Medical devices such as blood glucose monitoring tools, clinical wearables, ambulatory systems, and blood glucose monitoring tools require more complex consumables and high volume to make patient care more effective.
How To Track It
There are few original equipment manufacturers with the experience and expertise to establish the manufacturing processes to create these components at a high volume while simultaneously maintaining the necessary reliability and quality standards.
An example we typically see in the evolving healthcare field is automation design specific to products through test data management.
It includes design engineering for complex and dedicated robotic electromechanical systems that have to regulate many product and technical requirements.
Manufacturing Highly Reliable Disposables at Scale
As healthcare products shift to becoming more patient-centric, original equipment manufacturers (OEMs) have the challenge of guaranteeing a quality control process that can ensure traceability and consistency for their products.
There are routing controls and a distinct process needed to meet the demands of the industry regulations. Using a top-notch PFS (process feedback system) helps to adjust for tracking with automated processes, even if the assemblies are complicated.
With consumables, you must identify and recognize the correct manufacturing checkpoints while ensuring the assembly process is effective and repeatable.
Human error dramatically increases as devices get more intricate. An automated test platform for test data management is crucial for the success of product design, given the new and stringent policies.
For example, many assembly lines use automated vision systems that can scan the barcodes of the parts and send the data back to the feedback system to analyze the individual assembly.
4. Prioritizing Costs While Mitigating Risks
There has been an apparent effort by OEMs to decrease the overall costs, and a semi-solution has been to adjust who can use the device.
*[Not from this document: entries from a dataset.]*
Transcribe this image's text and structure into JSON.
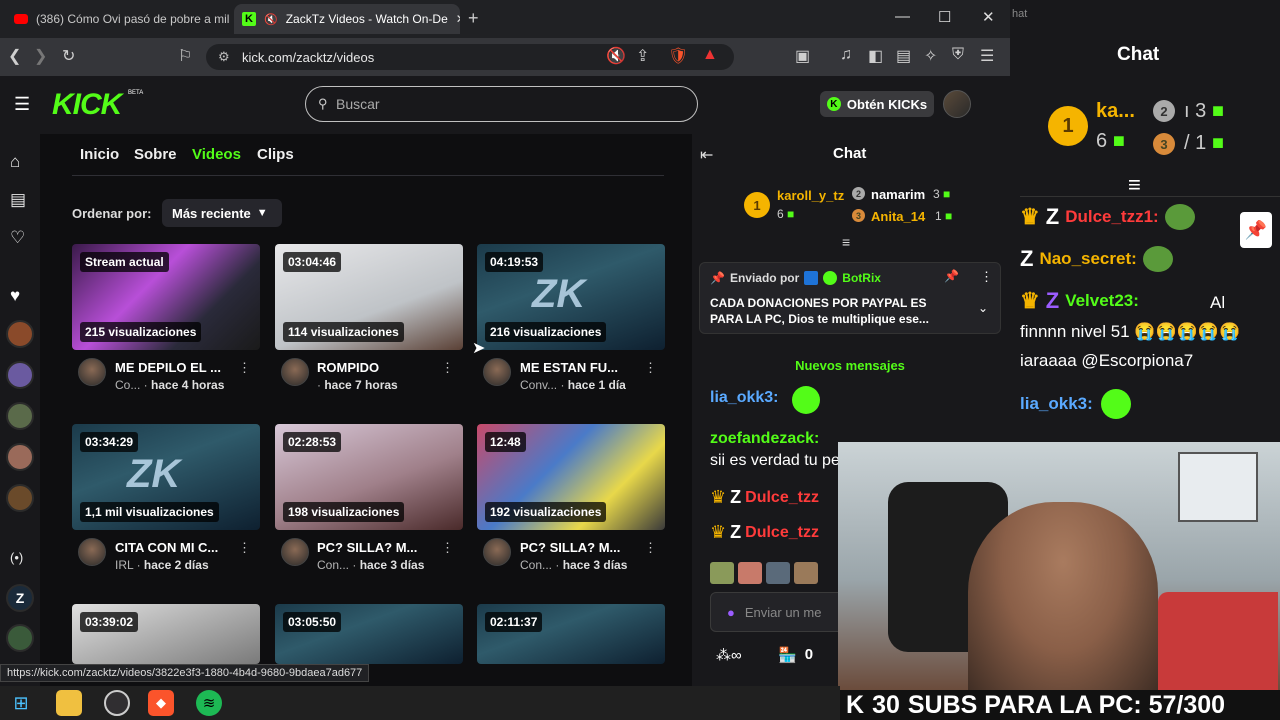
{
  "browser": {
    "tabs": [
      {
        "title": "(386) Cómo Ovi pasó de pobre a mil"
      },
      {
        "title": "ZackTz Videos - Watch On-De"
      }
    ],
    "new_tab": "+",
    "url": "kick.com/zacktz/videos",
    "status_url": "https://kick.com/zacktz/videos/3822e3f3-1880-4b4d-9680-9bdaea7ad677"
  },
  "kick": {
    "logo": "KICK",
    "beta": "BETA",
    "search_placeholder": "Buscar",
    "get_kicks": "Obtén KICKs"
  },
  "channel_nav": {
    "tabs": [
      "Inicio",
      "Sobre",
      "Videos",
      "Clips"
    ],
    "active": "Videos",
    "sort_label": "Ordenar por:",
    "sort_value": "Más reciente"
  },
  "videos": [
    {
      "badge": "Stream actual",
      "views": "215 visualizaciones",
      "title": "ME DEPILO EL ...",
      "channel": "Co...",
      "ago": "hace 4 horas"
    },
    {
      "badge": "03:04:46",
      "views": "114 visualizaciones",
      "title": "ROMPIDO",
      "channel": "",
      "ago": "hace 7 horas"
    },
    {
      "badge": "04:19:53",
      "views": "216 visualizaciones",
      "title": "ME ESTAN FU...",
      "channel": "Conv...",
      "ago": "hace 1 día"
    },
    {
      "badge": "03:34:29",
      "views": "1,1 mil visualizaciones",
      "title": "CITA CON MI C...",
      "channel": "IRL",
      "ago": "hace 2 días"
    },
    {
      "badge": "02:28:53",
      "views": "198 visualizaciones",
      "title": "PC? SILLA? M...",
      "channel": "Con...",
      "ago": "hace 3 días"
    },
    {
      "badge": "12:48",
      "views": "192 visualizaciones",
      "title": "PC? SILLA? M...",
      "channel": "Con...",
      "ago": "hace 3 días"
    },
    {
      "badge": "03:39:02",
      "views": "",
      "title": "",
      "channel": "",
      "ago": ""
    },
    {
      "badge": "03:05:50",
      "views": "",
      "title": "",
      "channel": "",
      "ago": ""
    },
    {
      "badge": "02:11:37",
      "views": "",
      "title": "",
      "channel": "",
      "ago": ""
    }
  ],
  "thumb_art": "ZK",
  "chat_panel": {
    "title": "Chat",
    "leaderboard": {
      "first": {
        "rank": "1",
        "name": "karoll_y_tz",
        "gifts": "6"
      },
      "second": {
        "rank": "2",
        "name": "namarim",
        "gifts": "3"
      },
      "third": {
        "rank": "3",
        "name": "Anita_14",
        "gifts": "1"
      }
    },
    "pinned": {
      "by_label": "Enviado por",
      "by_user": "BotRix",
      "text": "CADA DONACIONES POR PAYPAL ES PARA LA PC, Dios te multiplique ese..."
    },
    "new_messages": "Nuevos mensajes",
    "messages": [
      {
        "user": "lia_okk3:",
        "text": ""
      },
      {
        "user": "zoefandezack:",
        "text": "sii es verdad tu personalidad hu"
      },
      {
        "user": "Dulce_tzz",
        "text": ""
      },
      {
        "user": "Dulce_tzz",
        "text": ""
      }
    ],
    "input_placeholder": "Enviar un me",
    "footer_count": "0"
  },
  "overlay_chat": {
    "header_cut": "hat",
    "title": "Chat",
    "leaderboard": {
      "first": "ka...",
      "first_gifts": "6",
      "second": "3",
      "third": "1"
    },
    "messages": [
      {
        "user": "Dulce_tzz1:",
        "text": ""
      },
      {
        "user": "Nao_secret:",
        "text": ""
      },
      {
        "user": "Velvet23:",
        "text": "Al finnnn nivel 51 😭😭😭😭😭 iaraaaa @Escorpiona7"
      },
      {
        "user": "lia_okk3:",
        "text": ""
      }
    ]
  },
  "subs_banner": {
    "count": "30",
    "text": "SUBS PARA LA PC: 57/300"
  },
  "colors": {
    "kick_green": "#53fc18",
    "background": "#0e0e10",
    "panel": "#18181b",
    "coin": "#f5b400",
    "red_name": "#ff3b3b",
    "purple_name": "#9b5cff"
  },
  "icons": {
    "sidebar": [
      "home-icon",
      "browse-icon",
      "following-icon",
      "heart-icon",
      "live-icon",
      "z-channel-icon"
    ],
    "taskbar": [
      "windows-start-icon",
      "file-explorer-icon",
      "obs-icon",
      "brave-icon",
      "spotify-icon"
    ]
  }
}
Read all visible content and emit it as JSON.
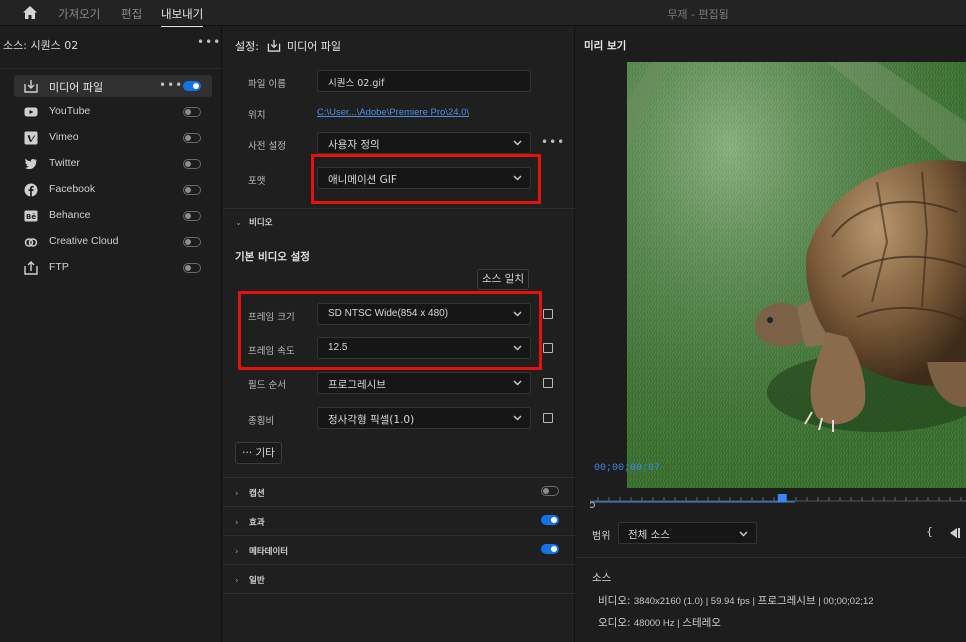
{
  "topbar": {
    "tabs": [
      "가져오기",
      "편집",
      "내보내기"
    ],
    "active_tab": "내보내기",
    "doc_title": "무제 - 편집됨"
  },
  "source_panel": {
    "label": "소스:  시퀀스 02",
    "more": "•••",
    "destinations": [
      {
        "label": "미디어 파일",
        "icon": "media-file-icon",
        "enabled": true,
        "selected": true
      },
      {
        "label": "YouTube",
        "icon": "youtube-icon",
        "enabled": false
      },
      {
        "label": "Vimeo",
        "icon": "vimeo-icon",
        "enabled": false
      },
      {
        "label": "Twitter",
        "icon": "twitter-icon",
        "enabled": false
      },
      {
        "label": "Facebook",
        "icon": "facebook-icon",
        "enabled": false
      },
      {
        "label": "Behance",
        "icon": "behance-icon",
        "enabled": false
      },
      {
        "label": "Creative Cloud",
        "icon": "creative-cloud-icon",
        "enabled": false
      },
      {
        "label": "FTP",
        "icon": "ftp-icon",
        "enabled": false
      }
    ]
  },
  "settings": {
    "title": "설정:",
    "title_target": "미디어 파일",
    "file_name_label": "파일 이름",
    "file_name_value": "시퀀스 02.gif",
    "location_label": "위치",
    "location_value": "C:\\User...\\Adobe\\Premiere Pro\\24.0\\",
    "preset_label": "사전 설정",
    "preset_value": "사용자 정의",
    "format_label": "포맷",
    "format_value": "애니메이션 GIF",
    "video_section": "비디오",
    "basic_video_title": "기본 비디오 설정",
    "match_source_button": "소스 일치",
    "frame_size_label": "프레임 크기",
    "frame_size_value": "SD NTSC Wide(854 x 480)",
    "frame_rate_label": "프레임 속도",
    "frame_rate_value": "12.5",
    "field_order_label": "필드 순서",
    "field_order_value": "프로그레시브",
    "aspect_label": "종횡비",
    "aspect_value": "정사각형 픽셀(1.0)",
    "more_button": "··· 기타",
    "sections": [
      {
        "label": "캡션",
        "enabled": false
      },
      {
        "label": "효과",
        "enabled": true
      },
      {
        "label": "메타데이터",
        "enabled": true
      },
      {
        "label": "일반",
        "enabled": null
      }
    ]
  },
  "preview": {
    "title": "미리 보기",
    "timecode": "00;00;00;07",
    "range_label": "범위",
    "range_value": "전체 소스",
    "source_head": "소스",
    "video_label": "비디오:",
    "video_value": "3840x2160 (1.0) | 59.94 fps | ",
    "video_value_ko": "프로그레시브",
    "video_value_tail": " | 00;00;02;12",
    "audio_label": "오디오:",
    "audio_value": "48000 Hz | ",
    "audio_value_ko": "스테레오",
    "playhead_progress": 0.51
  }
}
Medical technicians, nurses, and clinical fellows operate the instruments that a surgeon or physician would typically manage.
The user interfaces on these medical devices are easier to understand and more intuitive than in the past, making it more straightforward for less experienced employees.
The primary consideration here is to develop multiple levels for the UI so that individuals with varying ranges of training and ability can operate it.
Also, doctors can set various parameters and customizations so that specific procedures are not accessible without special permission.
User requirements such as these have played a massive role in the recent design of medical devices. Examples of devices at the forefront of this current trend are filters, peristaltic pumps, sensors, connections, and more.
While not always easy to carry out depending on the hospital's capabilities, staff competency, budget, and so on, it's a necessary adjustment for incoming healthcare products.
5. Aggressive Development Schedules
As the medical equipment industry continues to grow, hospitals, clinics, and other medical professionals seek to contract with companies with a proven record of adjusting rapidly to new prototypes. At this point, there's no other way to keep up with the competition.
These aggressive turnaround times, while also complying with the new standards, indicate that equipment managers have to coordinate with design engineering, manufacturing, and component procurement teams to respond efficiently with high-quality products.
As things progress and healthcare unions and professionals strive to save costs in the field while maintaining quality, new challenges arise. Multiple solutions include per-case costs, CapEx, maximizing operational efficiencies, and test data management to limit costly errors.
There must be more balance and dedication from innovation teams that drive the market regarding device technology.
While trying to keep up with the competitive landscape, cost savings is a major consideration, but patient expectations are becoming the most significant indicator of OEM success.